Dataset records:
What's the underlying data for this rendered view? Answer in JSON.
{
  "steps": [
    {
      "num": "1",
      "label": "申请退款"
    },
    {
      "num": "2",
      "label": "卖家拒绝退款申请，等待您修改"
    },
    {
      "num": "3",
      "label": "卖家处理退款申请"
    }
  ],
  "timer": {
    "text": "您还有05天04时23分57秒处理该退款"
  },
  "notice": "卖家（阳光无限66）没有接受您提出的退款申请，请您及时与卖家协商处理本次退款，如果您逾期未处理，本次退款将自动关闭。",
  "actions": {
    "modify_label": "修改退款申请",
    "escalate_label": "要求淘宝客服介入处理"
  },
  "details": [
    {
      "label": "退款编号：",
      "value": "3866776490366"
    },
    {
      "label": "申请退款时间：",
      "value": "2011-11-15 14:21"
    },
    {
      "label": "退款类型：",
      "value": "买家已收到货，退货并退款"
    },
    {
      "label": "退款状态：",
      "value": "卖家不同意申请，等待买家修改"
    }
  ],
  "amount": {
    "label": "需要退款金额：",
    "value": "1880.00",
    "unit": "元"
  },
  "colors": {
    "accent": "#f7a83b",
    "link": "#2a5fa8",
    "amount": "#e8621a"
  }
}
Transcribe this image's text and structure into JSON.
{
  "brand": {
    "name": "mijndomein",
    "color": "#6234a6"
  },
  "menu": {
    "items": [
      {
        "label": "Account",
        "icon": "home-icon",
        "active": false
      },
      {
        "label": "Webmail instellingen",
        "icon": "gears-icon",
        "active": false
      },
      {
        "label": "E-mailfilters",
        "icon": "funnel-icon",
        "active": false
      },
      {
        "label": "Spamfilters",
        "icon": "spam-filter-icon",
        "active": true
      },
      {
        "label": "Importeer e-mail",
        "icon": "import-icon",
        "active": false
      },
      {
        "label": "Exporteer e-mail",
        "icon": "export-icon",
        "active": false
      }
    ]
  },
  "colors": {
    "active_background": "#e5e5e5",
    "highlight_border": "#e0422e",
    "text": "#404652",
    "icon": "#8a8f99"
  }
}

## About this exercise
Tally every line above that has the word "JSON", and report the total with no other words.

## Solution
2